The second round of Brexit negotiations are well underway, no doubt being followed worldwide in the first big test for the Conservative–DUP supply and confidence agreement.
We all knew how difficult the task in hand was going to be, and we will now start to see this in full motion.
It is expected that the attention of the talks will focus on the Brexit bill, and the rights of EU citizens living in the UK – an issue widely debated during the General Election campaign.
Whether we like it or not, since the Brexit vote last year the lives of the British public have been dominated by the decision.
And even though there are a lot of people who may choose not to have an opinion on the matter, it’s clear that Britain is as divided as ever over the hard/soft Brexit debate, with the government and opposition tearing themselves apart over different ideals of our post-EU position on the world stage.
Despite this division, a recent study found that the British public demonstrated a long-term resilience, with 69 per cent stating they are still proud to be British – a warming sentiment following such a tiresome year.
As we have seen, terrible recent acts that would usually divide people have actually created unity, such as the terrorist attacks in London and Manchester and the Grenfell Tower disaster.
Brits have rallied together to help one another – not panic – and reaffirm their identity to create stability amongst our communities. The ‘One Love Manchester’ benefit concert, Grenfell charity single, and donations for the victim’s families are great examples of this, uniting the nation and showing pride in being British.
This attitude is something that businesses need to understand. With this renewed sense of unity brings a new opportunity for businesses to be part of the conversation and connect with people on a real life level.
Within the business world it would be hard to deny that there was a sense of real disappointment in the immediate aftermath of the Brexit vote; and there are indications that this disappointment is justified, with a report from the Centre of Economic Business Research (CEBR) finding that lost access to the Single Market in services after Brexit could cost the British economy some £36bn a year.
But it’s how you react to this change that defines a business and demonstrates its ability to evolve and succeed in times of disruption.
Smart companies will invest in specific areas with intelligence, demonstrating that they are able to retain stability in this uncertain market. In fact, research has shown that those businesses representing stability, reliability and permanence, such as John Lewis, connected with the British character in a meaningful way and were the most valued by the British public.
These bedrock businesses are firmly rooted in a clear set of values and provide confidence in the face of uncertainty.
This confidence has never been more needed following the madness of the election. It’s been documented that 18-24 year olds set themselves apart as a distinct voice in national opinions; they are decisive in their views, and willing to cut a business or a friend loose if they disagree with them.
So when Corbyn spoke directly to this group, and made Labour’s manifesto relevant to this audience, it stirred passion and support. Brexit galvanised young people’s interest in politics to a much greater level than ever expected and businesses now need to recognise this.
The distraction of a General Election, as well as tragic events, has left us no further forward on Brexit than we were last June. This second round of negotiations gives us a chance to take hold of new opportunities and begin to unite as a nation once more.

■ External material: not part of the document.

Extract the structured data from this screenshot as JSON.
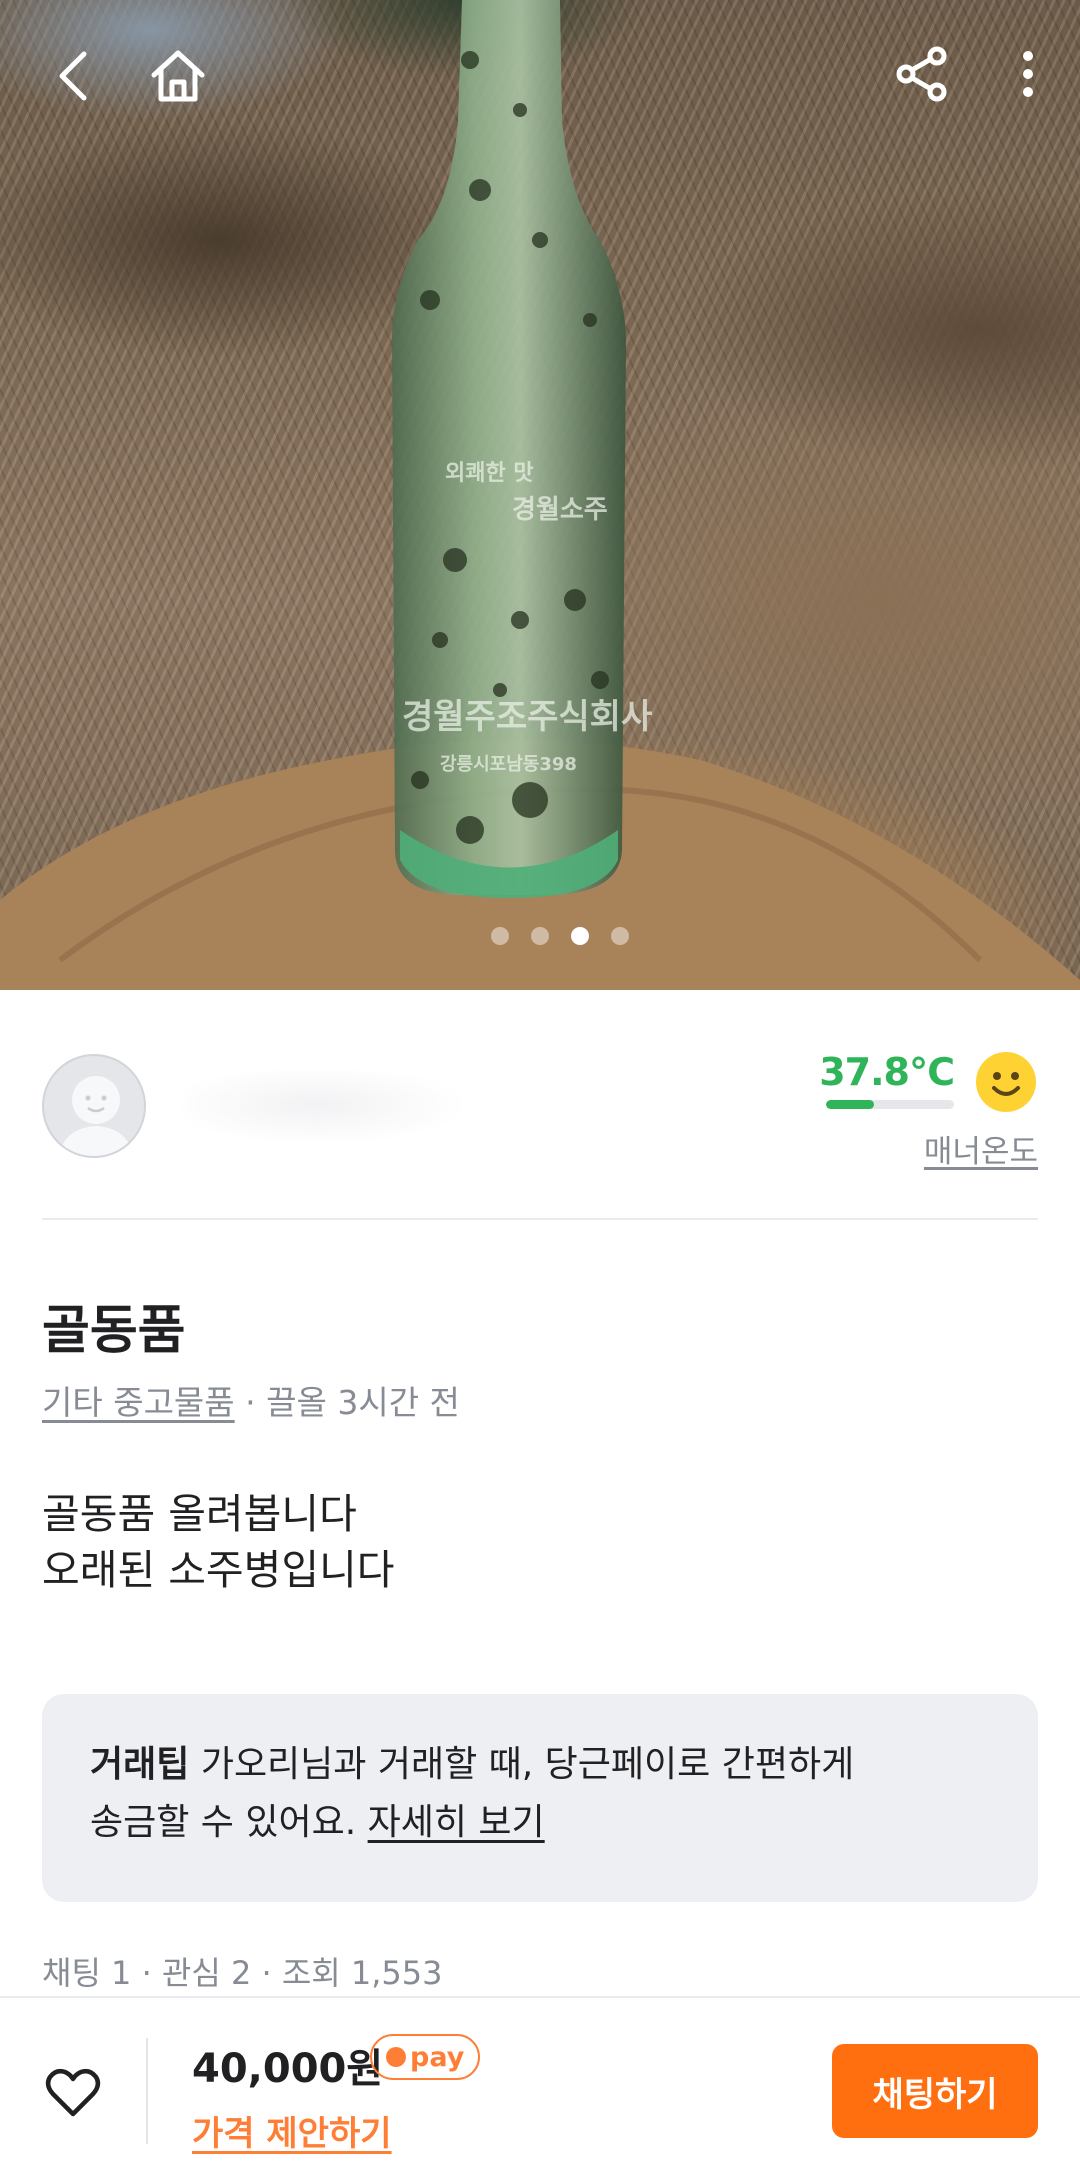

The government needs to deliver a clear plan of action and pave the way for positive progress to be made. Once this has been achieved we can start gaining the confidence of Europe and the rest of the world again, creating better business opportunities and a united Britain.